My brother, sister in law, Dad and I drove up the coast to scatter my mom’s ashes above the spot they fell in love back when….the sun was bright with high, thin mare’s tails clouds, with a rainbow in one as it passed the sun…my brother let the ashes go and they briefly formed a cloud…defied the gravity and hung on the wind..moved a bit towards us almost shaped like two hands then fell away….she was free after years of suffering.
The sky still provokes a sense of wonder and awe in me daily. Especially at twilight and dawn, the color of the sky seems to be different each moment, some colors that don’t seem possible infusing into other temperatures, moods, senses.

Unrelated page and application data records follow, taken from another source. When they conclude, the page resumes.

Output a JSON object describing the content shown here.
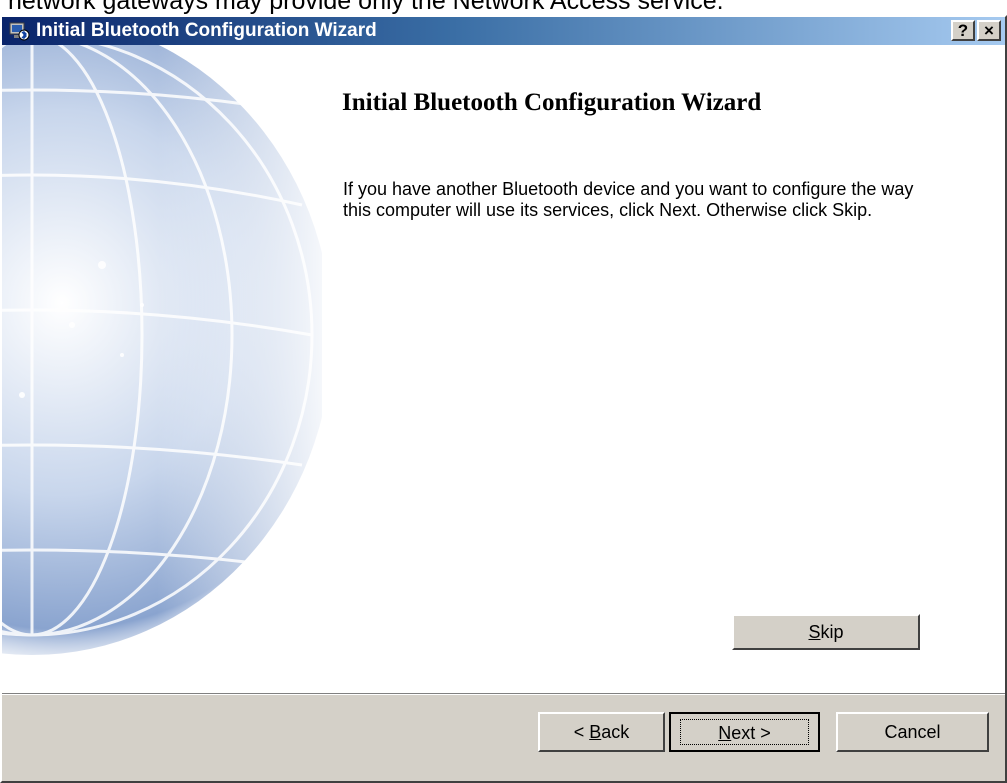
{
  "background_text": "network gateways may provide only the Network Access service.",
  "window": {
    "title": "Initial Bluetooth Configuration Wizard",
    "title_icon": "bluetooth-wizard-icon",
    "help_label": "?",
    "close_label": "×"
  },
  "content": {
    "heading": "Initial Bluetooth Configuration Wizard",
    "description": "If you have another Bluetooth device and you want to configure the way this computer will use its services, click Next. Otherwise click Skip.",
    "skip": {
      "mnemonic": "S",
      "rest": "kip"
    }
  },
  "footer": {
    "back": {
      "prefix": "< ",
      "mnemonic": "B",
      "rest": "ack"
    },
    "next": {
      "prefix": "",
      "mnemonic": "N",
      "rest": "ext >"
    },
    "cancel": "Cancel"
  },
  "colors": {
    "title_gradient_start": "#0a246a",
    "title_gradient_end": "#a6caf0",
    "dialog_face": "#d4d0c8"
  }
}
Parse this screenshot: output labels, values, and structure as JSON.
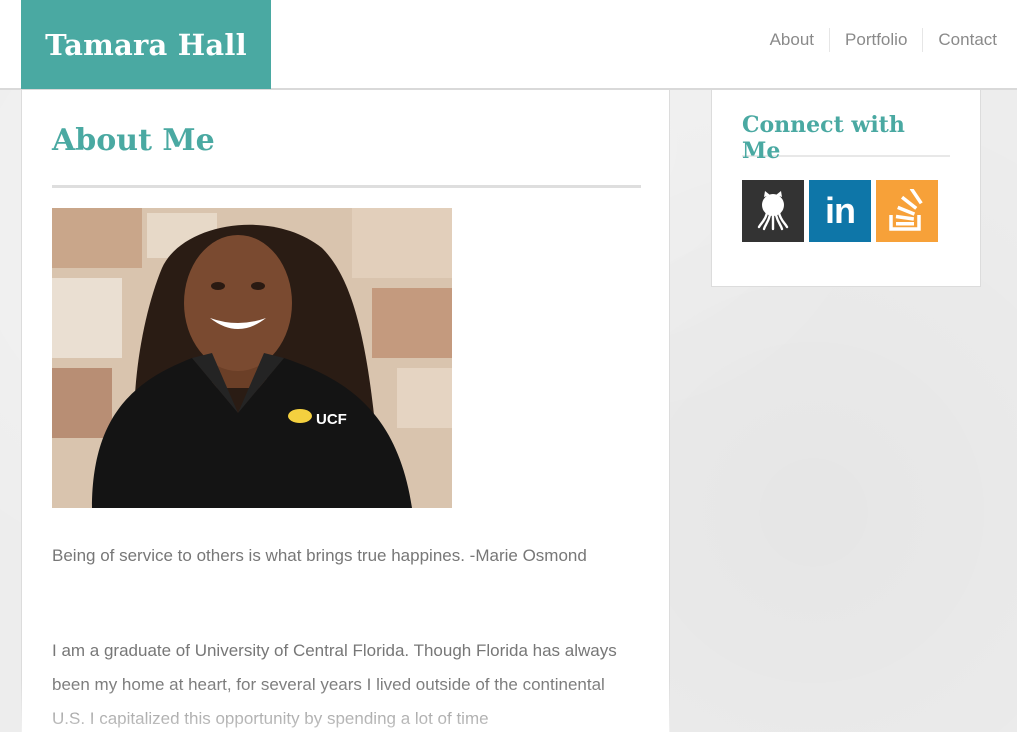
{
  "header": {
    "brand": "Tamara Hall",
    "nav": [
      {
        "label": "About"
      },
      {
        "label": "Portfolio"
      },
      {
        "label": "Contact"
      }
    ]
  },
  "main": {
    "title": "About Me",
    "photo_shirt_logo": "UCF",
    "quote": "Being of service to others is what brings true happines. -Marie Osmond",
    "bio": "I am a graduate of University of Central Florida. Though Florida has always been my home at heart, for several years I lived outside of the continental U.S. I capitalized this opportunity by spending a lot of time"
  },
  "sidebar": {
    "title": "Connect with Me",
    "social": [
      {
        "icon": "github-icon",
        "color": "#333333"
      },
      {
        "icon": "linkedin-icon",
        "color": "#0e76a8",
        "text": "in"
      },
      {
        "icon": "stackoverflow-icon",
        "color": "#f7a139"
      }
    ]
  },
  "colors": {
    "accent": "#4aa9a2",
    "text": "#777777",
    "background": "#ededed"
  }
}
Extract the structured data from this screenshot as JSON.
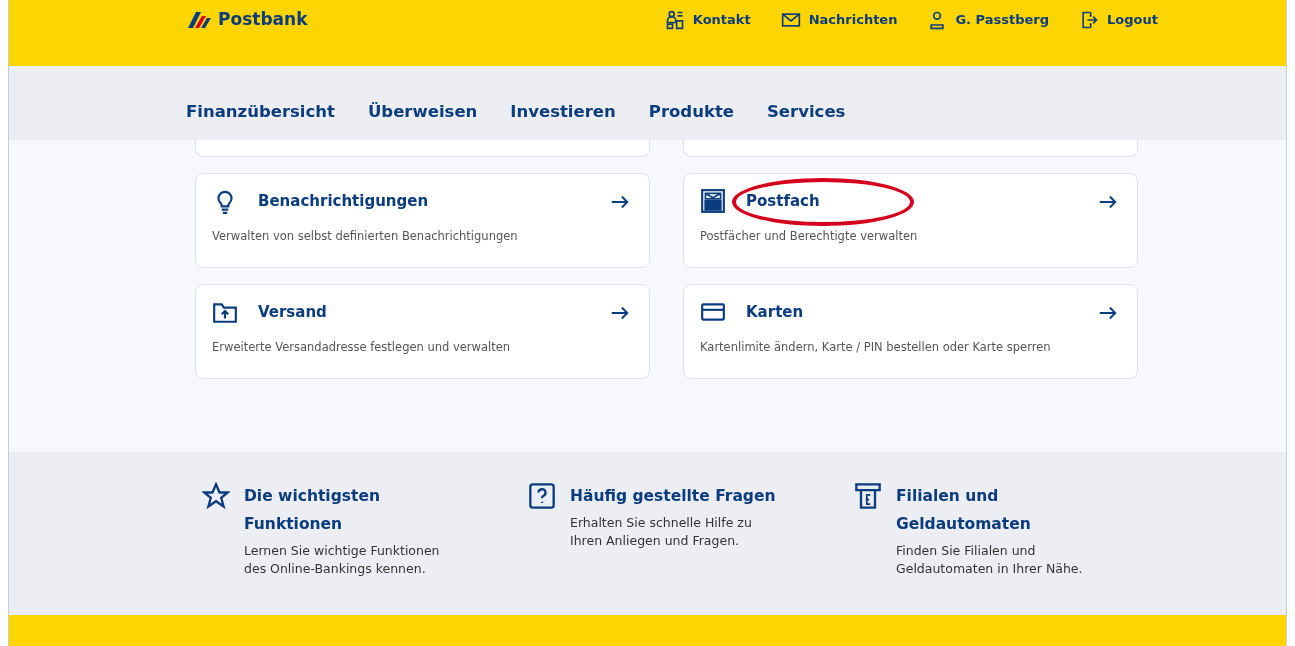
{
  "header": {
    "logo": "Postbank",
    "links": [
      {
        "kind": "contact",
        "label": "Kontakt"
      },
      {
        "kind": "mail",
        "label": "Nachrichten"
      },
      {
        "kind": "user",
        "label": "G. Passtberg"
      },
      {
        "kind": "logout",
        "label": "Logout"
      }
    ]
  },
  "nav": [
    "Finanzübersicht",
    "Überweisen",
    "Investieren",
    "Produkte",
    "Services"
  ],
  "tiles": [
    {
      "kind": "bulb",
      "title": "Benachrichtigungen",
      "description": "Verwalten von selbst definierten Benachrichtigungen",
      "highlighted": false
    },
    {
      "kind": "mailbox",
      "title": "Postfach",
      "description": "Postfächer und Berechtigte verwalten",
      "highlighted": true
    },
    {
      "kind": "folder",
      "title": "Versand",
      "description": "Erweiterte Versandadresse festlegen und verwalten",
      "highlighted": false
    },
    {
      "kind": "card",
      "title": "Karten",
      "description": "Kartenlimite ändern, Karte / PIN bestellen oder Karte sperren",
      "highlighted": false
    }
  ],
  "help": [
    {
      "kind": "star",
      "title": "Die wichtigsten Funktionen",
      "text": "Lernen Sie wichtige Funktionen des Online-Bankings kennen."
    },
    {
      "kind": "question",
      "title": "Häufig gestellte Fragen",
      "text": "Erhalten Sie schnelle Hilfe zu Ihren Anliegen und Fragen."
    },
    {
      "kind": "atm",
      "title": "Filialen und Geldautomaten",
      "text": "Finden Sie Filialen und Geldautomaten in Ihrer Nähe."
    }
  ]
}
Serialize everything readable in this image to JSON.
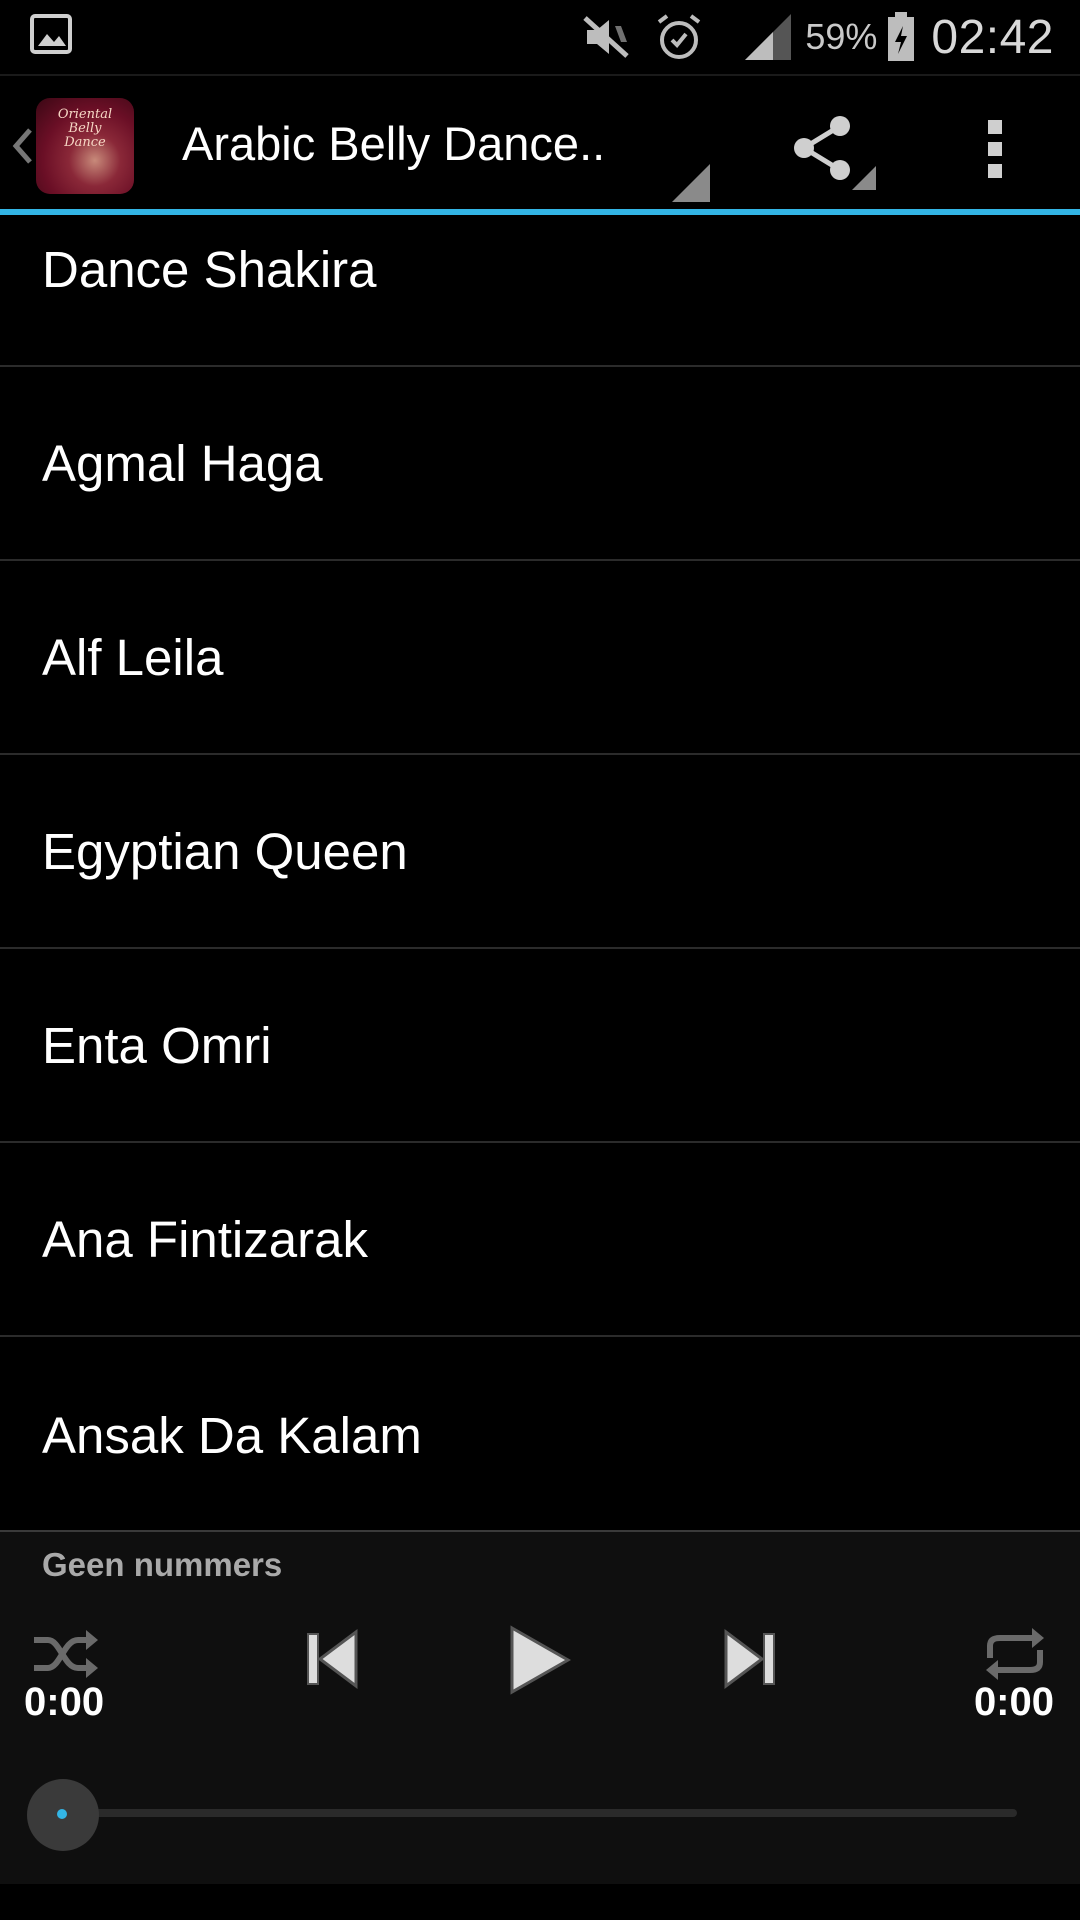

It’s amazing that something that persists and is ever-present can still evoke so many feelings.
On a winter night in the NC woods, I was with two people who I was interviewing as part of an ethnography. They had me over for dinner and then we took a walk on their road. At the end was a frozen-over pond. The ice was lit by a single nearby street lamp and looked almost purple. We took turns skipping rocks and with every rock there was a ping as it bounced off the ice. That ping echoed all around us and made the most beautiful music as it bounced around in the mountains around us. It was simple and beautiful.
I hiked Havasupai falls a month after my boyfriend’s suicide. I was pretty sure I would never feel anything again. I remember the sharpness of my anger: How could all that beauty keep existing when everything was so agonizing? I also felt shame that I was a tourist on reservation land, which is in retrospect an obvious grief metaphor. In dissociating from his suicide, I was living like a tourist, sightseeing through my own life. Havasu Falls woke me.